It should have been a normal night out with his friends. Peter and his buddies Jay, Jimmie, and Dan, and the girls, Sue and Tessa, descended into Sue’s grandfather’s bomb shelter to smoke some pot and hang out. Considering what happened next, it was the perfect place to be. Atomic bombs fall, and a mysterious plague breaks out. Battling cabin fever, the sickness, and themselves, the teenagers must find a way to survive.
I’ve had a copy of this book for quite a while, and I can’t believe it’s taken me this long to read it! Sparrow Rock is one of those books that suck you in immediately. The main character, Peter, isn’t your average teenager. Rather than the usual teenage things, his mind revolves around his best friend Tessa, his sick mother, and the death of his alcoholic father. His life experiences allow him to face disaster, tragedy, rage, and madness with a startling maturity and a remarkably clear head. All the character in this story played such a huge role in moving the story and drawing you in, that when the inevitable happened and one was lost, it took a moment to recover. It’s these relationships that you become part of that make this story so horrifying, sad, and moving.
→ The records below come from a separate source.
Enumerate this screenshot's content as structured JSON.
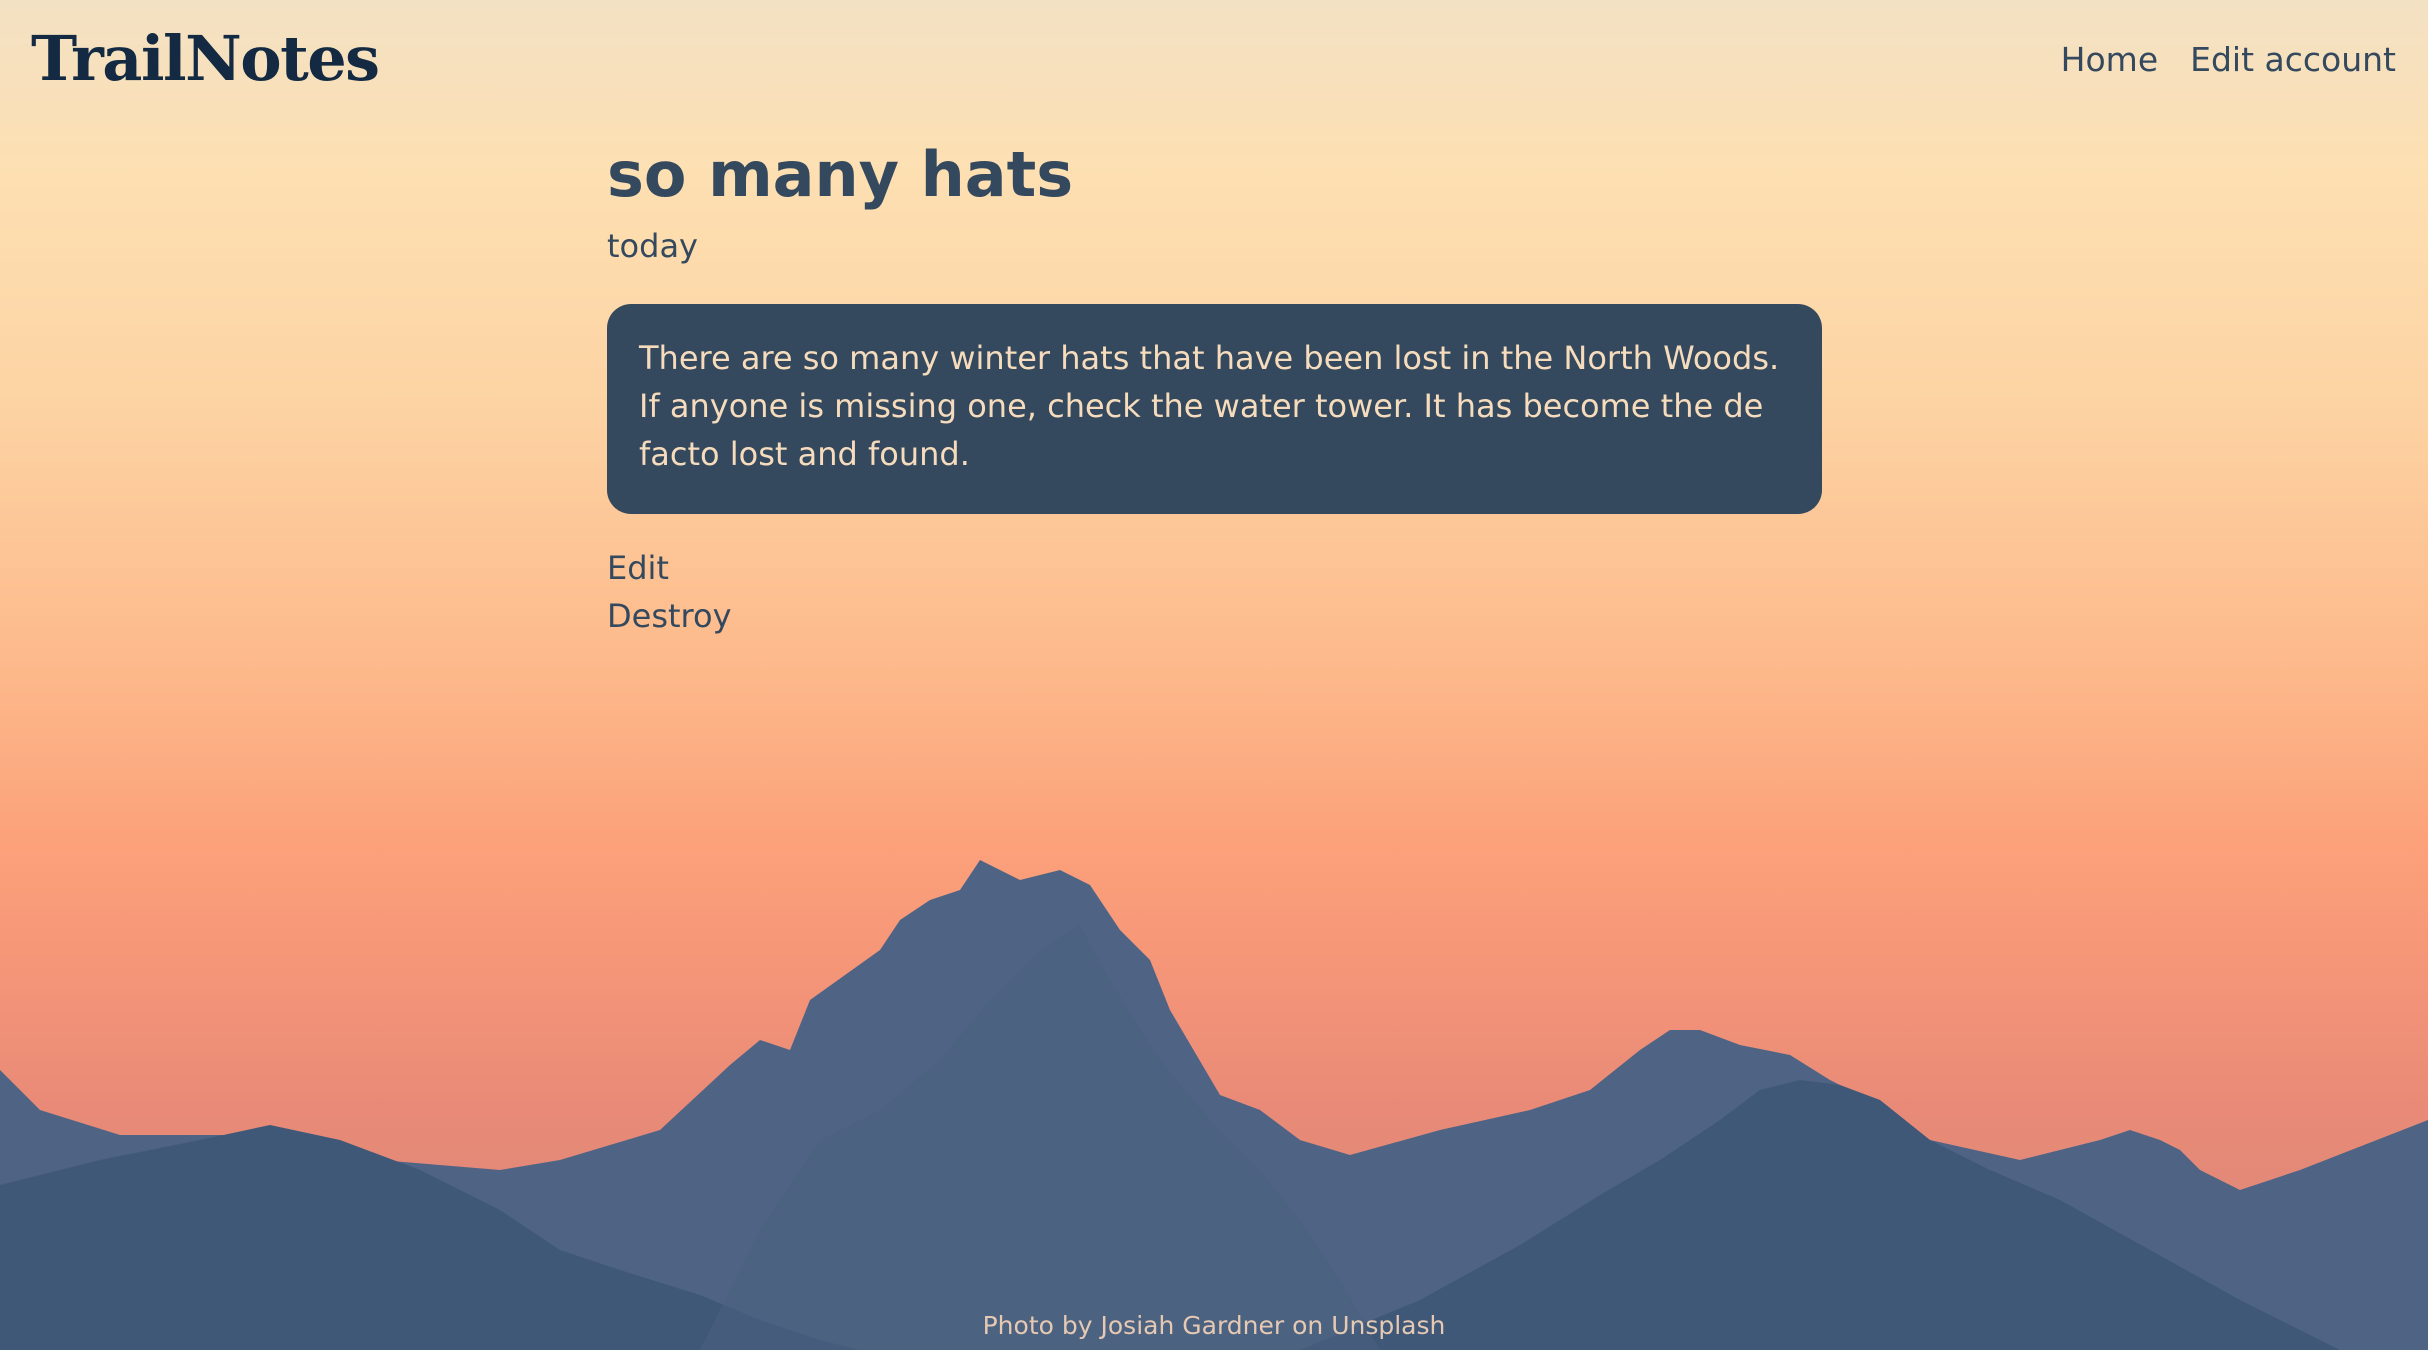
{
  "header": {
    "brand": "TrailNotes",
    "nav": {
      "home": "Home",
      "edit_account": "Edit account"
    }
  },
  "post": {
    "title": "so many hats",
    "date": "today",
    "body": "There are so many winter hats that have been lost in the North Woods. If anyone is missing one, check the water tower. It has become the de facto lost and found.",
    "actions": {
      "edit": "Edit",
      "destroy": "Destroy"
    }
  },
  "footer": {
    "credit_prefix": "Photo by",
    "photographer": "Josiah Gardner",
    "credit_middle": "on",
    "source": "Unsplash"
  },
  "colors": {
    "brand": "#132a42",
    "text": "#34495e",
    "card_background": "#34495e",
    "card_text": "#f6dcbd",
    "mountain_far": "#4f6484",
    "mountain_near": "#3f5878"
  }
}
Kenyon is a fantastic writer. I reviewed his first novel, Bloodstone, several years ago and found his writing to be absolutely amazing. He writes with clarity and strength, and his intense plots find a way to absorb the reader completely. Sparrow Rock is no exception. He writes the characters with just enough ‘teenager’ to make them seem real, but imbues them with enough maturity and natural reactions to keep an adult reader mesmerized. The plot is well-formed and unique, mostly, although I think it smells a little like it borrowed something from Brian Keene’s City of the Dead (minus the demons). No pun intended there. There seems to be a little bit of the movie Carriers in there too, but when you have sich a limited cast and setting, how much can realistically happen, either between people or involving their surroundings. You can’t really call this a zombie novel, but zombie fans would be appeased. I sort of anticipated one of the twists at the end—one of the characters has a secret, and if you’ve watched enough Sixth Sense-type movies, you’ll be able to figure it out about half-way/three-quarters of the way through. The characters are pretty common, jocks, nerds, fat girl, skinny girl, the guy who is a little of everything, but Kenyon manages to drag them out of their stereotypes and make them into something memorable.
Sparrow Rock has my recommendation! It’s a great novel, a quick read, and you’ll be thinking about it long after you’ve finished. While it’s a dark novel about losing hope, there is a continuous thread of hope running through the story. Although the characters are flawed, they manage to redeem themselves in some way, whether it’s through the virtue of just dying and leaving the others alone, or some great sacrifice. Kenyon brings up the concepts of youth, life, and death in a way that many authors have done before, using a modern setting and a modern, and plausible, method.
Make sure you have a couple of hours free when you start this story. You won’t want to put it down!